The average agricultural import tariff will be cut from 13.2% to 10.8%. Dairy import tariffs will drop from 19.8% to 14.9% and cereals from 15.15 to 10.0%.
Import tariffs for poultry products will be protected for eight years and the total Russian government agricultural subsidy will be capped at $9 billion in 2012 and then cut to $4.4 billion by 2018.
The average manufactured import tariff will be cut from 9.5% to 7.3%
The automotive import tariff will be cut from 15.5% to 12.0% but with a seven year protection period. Preferential tariffs for automakers making large investments in Russian-based production will be cut by July 1 2018, well within the Decree 166/566 agreements.
The import tariff for chemicals will be lowered from 6.5% to 5.2%
Russia agreed to develop market-based pricing for the domestic market but, in line with its social programs, will keep regulating prices for households and non-commercial users.
The limit for foreign equity ownership of 49% for the telecom industry will be scrapped in 2016.
100% foreign-owned banks will be allowed to open in Russia for the first time but with an overall 50% limit of foreign bank control of the sector.
Foreign insurance companies can open owned branches nine years after Russia joins the WTO 100% foreign-owned companies will be able to operate in wholesale, retail and franchise sectors immediately after membership.
In summary we may say ‘better late than never’ and appreciate that the accession marathon was not a waste of time (for Russia) as the terms negotiated by Russia are advantageous.
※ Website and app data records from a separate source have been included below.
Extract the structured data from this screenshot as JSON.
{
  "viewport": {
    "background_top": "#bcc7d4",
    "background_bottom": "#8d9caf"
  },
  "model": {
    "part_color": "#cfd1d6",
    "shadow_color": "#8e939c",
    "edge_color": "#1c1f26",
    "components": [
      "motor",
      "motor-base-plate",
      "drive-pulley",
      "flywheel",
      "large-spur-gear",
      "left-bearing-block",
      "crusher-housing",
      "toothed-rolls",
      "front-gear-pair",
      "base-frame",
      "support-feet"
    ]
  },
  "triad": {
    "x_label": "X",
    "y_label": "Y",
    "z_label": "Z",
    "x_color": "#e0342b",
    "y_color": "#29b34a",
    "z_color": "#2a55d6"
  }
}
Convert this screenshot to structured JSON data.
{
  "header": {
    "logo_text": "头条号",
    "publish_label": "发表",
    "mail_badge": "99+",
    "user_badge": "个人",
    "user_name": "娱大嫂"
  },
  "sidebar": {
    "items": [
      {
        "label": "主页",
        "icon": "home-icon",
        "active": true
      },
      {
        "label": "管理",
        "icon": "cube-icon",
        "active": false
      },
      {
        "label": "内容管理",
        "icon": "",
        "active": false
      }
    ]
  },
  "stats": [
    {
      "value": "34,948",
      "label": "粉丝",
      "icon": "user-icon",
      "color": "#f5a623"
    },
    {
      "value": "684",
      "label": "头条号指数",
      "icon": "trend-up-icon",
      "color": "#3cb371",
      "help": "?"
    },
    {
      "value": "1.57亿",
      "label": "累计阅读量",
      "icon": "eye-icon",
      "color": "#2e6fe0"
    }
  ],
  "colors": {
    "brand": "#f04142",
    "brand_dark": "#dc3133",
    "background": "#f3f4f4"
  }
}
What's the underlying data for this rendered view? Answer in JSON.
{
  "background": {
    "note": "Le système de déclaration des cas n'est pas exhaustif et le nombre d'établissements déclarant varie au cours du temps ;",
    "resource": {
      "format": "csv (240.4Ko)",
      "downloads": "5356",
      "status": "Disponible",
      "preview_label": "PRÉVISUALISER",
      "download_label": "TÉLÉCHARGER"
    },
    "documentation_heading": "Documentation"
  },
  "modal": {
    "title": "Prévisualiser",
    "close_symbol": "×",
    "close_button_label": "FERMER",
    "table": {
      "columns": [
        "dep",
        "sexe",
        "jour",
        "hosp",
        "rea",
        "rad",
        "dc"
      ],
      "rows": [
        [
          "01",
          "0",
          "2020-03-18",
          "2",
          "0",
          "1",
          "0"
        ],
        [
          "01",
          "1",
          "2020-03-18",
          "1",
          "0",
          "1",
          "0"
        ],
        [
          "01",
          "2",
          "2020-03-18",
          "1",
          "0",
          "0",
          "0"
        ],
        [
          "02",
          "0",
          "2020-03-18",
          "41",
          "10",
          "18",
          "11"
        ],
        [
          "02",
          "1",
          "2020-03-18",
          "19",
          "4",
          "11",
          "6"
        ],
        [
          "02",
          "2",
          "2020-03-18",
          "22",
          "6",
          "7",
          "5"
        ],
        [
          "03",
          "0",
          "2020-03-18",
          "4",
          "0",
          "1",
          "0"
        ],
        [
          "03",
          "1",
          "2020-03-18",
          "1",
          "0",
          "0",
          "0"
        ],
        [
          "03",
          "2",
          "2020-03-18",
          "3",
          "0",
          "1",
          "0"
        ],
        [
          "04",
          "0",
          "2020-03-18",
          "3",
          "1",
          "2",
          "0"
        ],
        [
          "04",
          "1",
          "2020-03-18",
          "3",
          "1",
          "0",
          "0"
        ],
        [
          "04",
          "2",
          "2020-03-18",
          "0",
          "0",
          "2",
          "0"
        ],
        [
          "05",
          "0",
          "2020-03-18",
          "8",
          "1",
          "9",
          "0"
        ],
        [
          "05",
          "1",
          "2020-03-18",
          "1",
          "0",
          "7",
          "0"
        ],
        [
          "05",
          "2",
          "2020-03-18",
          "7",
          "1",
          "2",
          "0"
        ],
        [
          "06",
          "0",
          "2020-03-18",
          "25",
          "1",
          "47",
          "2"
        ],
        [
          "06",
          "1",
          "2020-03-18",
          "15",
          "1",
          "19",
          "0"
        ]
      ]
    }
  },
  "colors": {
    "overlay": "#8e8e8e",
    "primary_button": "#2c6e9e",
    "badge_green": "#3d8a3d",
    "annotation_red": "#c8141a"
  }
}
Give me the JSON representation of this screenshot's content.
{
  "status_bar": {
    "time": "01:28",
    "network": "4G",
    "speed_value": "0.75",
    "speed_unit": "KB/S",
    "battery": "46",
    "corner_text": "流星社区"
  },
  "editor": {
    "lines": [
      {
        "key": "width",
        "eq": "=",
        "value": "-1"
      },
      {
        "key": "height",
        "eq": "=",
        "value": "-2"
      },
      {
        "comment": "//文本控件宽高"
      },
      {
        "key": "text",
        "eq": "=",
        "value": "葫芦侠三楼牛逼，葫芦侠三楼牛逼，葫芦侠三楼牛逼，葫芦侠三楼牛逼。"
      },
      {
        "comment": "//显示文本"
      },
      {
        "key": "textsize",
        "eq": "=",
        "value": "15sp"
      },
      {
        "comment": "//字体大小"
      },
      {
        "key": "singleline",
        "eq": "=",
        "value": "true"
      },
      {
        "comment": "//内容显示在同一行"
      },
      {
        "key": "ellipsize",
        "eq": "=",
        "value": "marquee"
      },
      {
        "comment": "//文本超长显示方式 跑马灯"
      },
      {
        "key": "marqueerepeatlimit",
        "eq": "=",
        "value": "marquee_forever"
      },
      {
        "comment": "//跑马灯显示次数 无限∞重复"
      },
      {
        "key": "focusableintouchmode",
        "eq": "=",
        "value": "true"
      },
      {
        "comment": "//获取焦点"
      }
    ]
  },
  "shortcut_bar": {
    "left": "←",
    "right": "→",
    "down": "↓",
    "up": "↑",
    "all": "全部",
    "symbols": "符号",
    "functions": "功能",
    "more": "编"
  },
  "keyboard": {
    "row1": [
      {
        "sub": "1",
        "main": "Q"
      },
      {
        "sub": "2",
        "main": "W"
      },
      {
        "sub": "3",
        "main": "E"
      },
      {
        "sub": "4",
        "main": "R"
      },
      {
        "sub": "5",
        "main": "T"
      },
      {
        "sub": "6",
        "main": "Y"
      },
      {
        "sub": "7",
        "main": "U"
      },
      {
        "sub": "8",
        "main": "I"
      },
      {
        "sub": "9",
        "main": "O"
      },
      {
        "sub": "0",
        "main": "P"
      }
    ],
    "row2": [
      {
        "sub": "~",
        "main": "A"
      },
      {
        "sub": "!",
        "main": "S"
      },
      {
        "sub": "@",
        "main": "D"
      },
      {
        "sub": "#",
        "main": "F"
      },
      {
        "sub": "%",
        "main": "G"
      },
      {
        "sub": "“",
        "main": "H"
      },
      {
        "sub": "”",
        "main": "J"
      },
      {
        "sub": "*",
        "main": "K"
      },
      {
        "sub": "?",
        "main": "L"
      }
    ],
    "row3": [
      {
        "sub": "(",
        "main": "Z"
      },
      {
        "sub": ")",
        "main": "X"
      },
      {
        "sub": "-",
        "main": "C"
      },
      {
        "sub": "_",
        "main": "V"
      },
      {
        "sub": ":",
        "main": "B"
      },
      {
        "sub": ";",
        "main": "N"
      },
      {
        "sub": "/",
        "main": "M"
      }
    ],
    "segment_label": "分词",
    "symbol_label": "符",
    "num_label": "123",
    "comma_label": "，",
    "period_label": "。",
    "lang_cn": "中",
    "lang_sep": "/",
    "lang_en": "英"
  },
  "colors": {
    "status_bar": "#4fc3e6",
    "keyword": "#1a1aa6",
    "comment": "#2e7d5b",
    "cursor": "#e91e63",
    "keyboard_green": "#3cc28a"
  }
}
They guarantee Russian access to foreign markets (“most favoured nation” status) and enable Russia to use the WTO for settlement of any trade dispute. Membership creates a better foreign investment climate and gives greater Russian opportunities for investment in the WTO member-countries.
Russia can now better defend her economic interests in negotiations on international trade agreements.
Of enormous importance are the transition concessions which limit access of foreign goods to Russia whilst Russia upgrades production and infrastructure to challenge international competition.
Russia has shown that it is unafraid to make the necessary investment and has committed hundreds of billions of dollars in brand new and replacement infra structure and manufacturing projects. Russia’s entry to the WTO is the biggest step in global trade since China joined over ten years ago.
If you are sitting in Strasbourg or Washington DC you may want to consider that Russia has negotiated unfettered access to the world markets whilst securing its domestic manufacturing base against foreign incursions for a lengthy period and, that it has done this in the course of the worst downturn in global trade in modern history. You may not respect the stroke of genius that negotiated access to new markets whilst ensuring protection of his own. This negotiation skill would imply that not only do Russia’s leaders know what they are thinking of; they also know what everyone else is thinking.